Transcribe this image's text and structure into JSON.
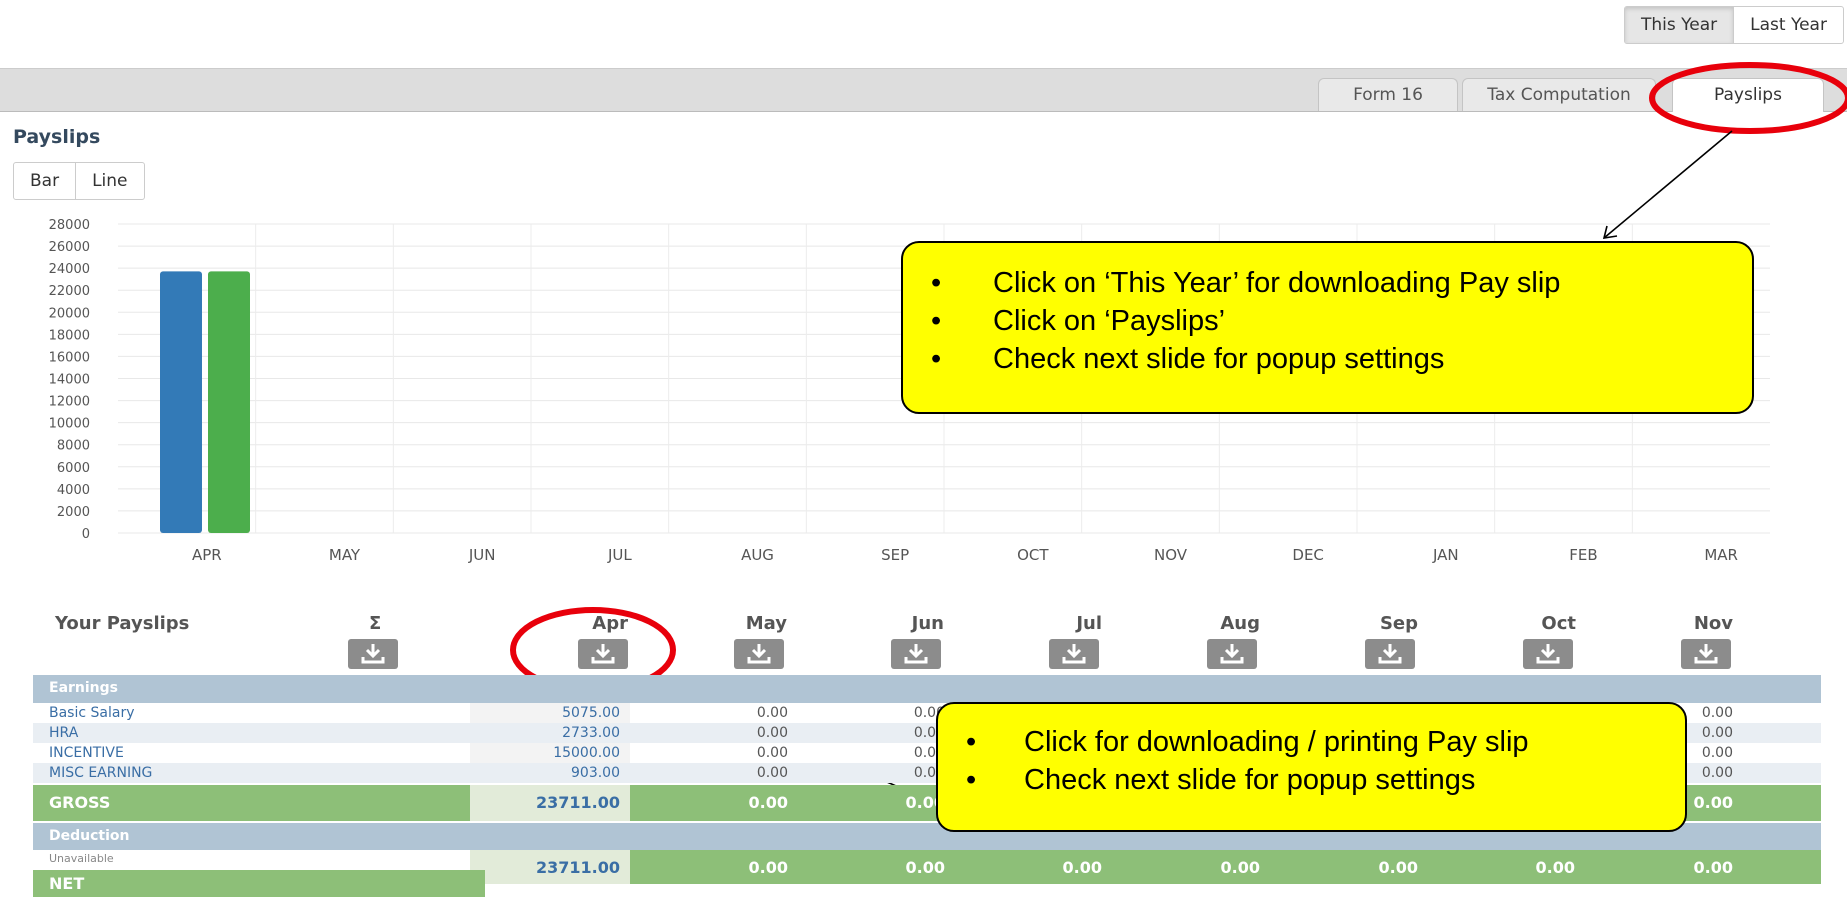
{
  "year_toggle": {
    "this_year": "This Year",
    "last_year": "Last Year"
  },
  "tabs": [
    "Form 16",
    "Tax Computation",
    "Payslips"
  ],
  "section_title": "Payslips",
  "chart_type_toggle": {
    "bar": "Bar",
    "line": "Line"
  },
  "chart_data": {
    "type": "bar",
    "categories": [
      "APR",
      "MAY",
      "JUN",
      "JUL",
      "AUG",
      "SEP",
      "OCT",
      "NOV",
      "DEC",
      "JAN",
      "FEB",
      "MAR"
    ],
    "series": [
      {
        "values": [
          23711,
          0,
          0,
          0,
          0,
          0,
          0,
          0,
          0,
          0,
          0,
          0
        ],
        "color": "#337ab7"
      },
      {
        "values": [
          23711,
          0,
          0,
          0,
          0,
          0,
          0,
          0,
          0,
          0,
          0,
          0
        ],
        "color": "#4cae4c"
      }
    ],
    "ylim": [
      0,
      28000
    ],
    "yticks": [
      "0",
      "2000",
      "4000",
      "6000",
      "8000",
      "10000",
      "12000",
      "14000",
      "16000",
      "18000",
      "20000",
      "22000",
      "24000",
      "26000",
      "28000"
    ],
    "grid": true
  },
  "callout_top": {
    "items": [
      "Click on ‘This Year’ for downloading Pay slip",
      "Click on ‘Payslips’",
      "Check next slide for popup  settings"
    ]
  },
  "callout_bottom": {
    "items": [
      "Click for downloading / printing Pay slip",
      "Check next slide for popup  settings"
    ]
  },
  "payslips_table": {
    "title": "Your Payslips",
    "sigma": "Σ",
    "months": [
      "Apr",
      "May",
      "Jun",
      "Jul",
      "Aug",
      "Sep",
      "Oct",
      "Nov"
    ],
    "earnings_label": "Earnings",
    "rows": [
      {
        "label": "Basic Salary",
        "apr": "5075.00",
        "may": "0.00",
        "jun": "0.00",
        "nov": "0.00"
      },
      {
        "label": "HRA",
        "apr": "2733.00",
        "may": "0.00",
        "jun": "0.00",
        "nov": "0.00"
      },
      {
        "label": "INCENTIVE",
        "apr": "15000.00",
        "may": "0.00",
        "jun": "0.00",
        "nov": "0.00"
      },
      {
        "label": "MISC EARNING",
        "apr": "903.00",
        "may": "0.00",
        "jun": "0.00",
        "nov": "0.00"
      }
    ],
    "gross_label": "GROSS",
    "gross_values": [
      "23711.00",
      "0.00",
      "0.00",
      "0.00"
    ],
    "deduction_label": "Deduction",
    "unavailable": "Unavailable",
    "net_label": "NET",
    "net_values": [
      "23711.00",
      "0.00",
      "0.00",
      "0.00",
      "0.00",
      "0.00",
      "0.00",
      "0.00"
    ],
    "colors": {
      "band": "#b0c4d4",
      "green": "#8dbf78",
      "highlight": "#e2ebd9"
    }
  }
}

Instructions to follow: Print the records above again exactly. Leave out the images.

Answer below:
Transcribe this image's text and structure into JSON.
{
  "year_toggle": {
    "this_year": "This Year",
    "last_year": "Last Year"
  },
  "tabs": [
    "Form 16",
    "Tax Computation",
    "Payslips"
  ],
  "section_title": "Payslips",
  "chart_type_toggle": {
    "bar": "Bar",
    "line": "Line"
  },
  "chart_data": {
    "type": "bar",
    "categories": [
      "APR",
      "MAY",
      "JUN",
      "JUL",
      "AUG",
      "SEP",
      "OCT",
      "NOV",
      "DEC",
      "JAN",
      "FEB",
      "MAR"
    ],
    "series": [
      {
        "values": [
          23711,
          0,
          0,
          0,
          0,
          0,
          0,
          0,
          0,
          0,
          0,
          0
        ],
        "color": "#337ab7"
      },
      {
        "values": [
          23711,
          0,
          0,
          0,
          0,
          0,
          0,
          0,
          0,
          0,
          0,
          0
        ],
        "color": "#4cae4c"
      }
    ],
    "ylim": [
      0,
      28000
    ],
    "yticks": [
      "0",
      "2000",
      "4000",
      "6000",
      "8000",
      "10000",
      "12000",
      "14000",
      "16000",
      "18000",
      "20000",
      "22000",
      "24000",
      "26000",
      "28000"
    ],
    "grid": true
  },
  "callout_top": {
    "items": [
      "Click on ‘This Year’ for downloading Pay slip",
      "Click on ‘Payslips’",
      "Check next slide for popup  settings"
    ]
  },
  "callout_bottom": {
    "items": [
      "Click for downloading / printing Pay slip",
      "Check next slide for popup  settings"
    ]
  },
  "payslips_table": {
    "title": "Your Payslips",
    "sigma": "Σ",
    "months": [
      "Apr",
      "May",
      "Jun",
      "Jul",
      "Aug",
      "Sep",
      "Oct",
      "Nov"
    ],
    "earnings_label": "Earnings",
    "rows": [
      {
        "label": "Basic Salary",
        "apr": "5075.00",
        "may": "0.00",
        "jun": "0.00",
        "nov": "0.00"
      },
      {
        "label": "HRA",
        "apr": "2733.00",
        "may": "0.00",
        "jun": "0.00",
        "nov": "0.00"
      },
      {
        "label": "INCENTIVE",
        "apr": "15000.00",
        "may": "0.00",
        "jun": "0.00",
        "nov": "0.00"
      },
      {
        "label": "MISC EARNING",
        "apr": "903.00",
        "may": "0.00",
        "jun": "0.00",
        "nov": "0.00"
      }
    ],
    "gross_label": "GROSS",
    "gross_values": [
      "23711.00",
      "0.00",
      "0.00",
      "0.00"
    ],
    "deduction_label": "Deduction",
    "unavailable": "Unavailable",
    "net_label": "NET",
    "net_values": [
      "23711.00",
      "0.00",
      "0.00",
      "0.00",
      "0.00",
      "0.00",
      "0.00",
      "0.00"
    ],
    "colors": {
      "band": "#b0c4d4",
      "green": "#8dbf78",
      "highlight": "#e2ebd9"
    }
  }
}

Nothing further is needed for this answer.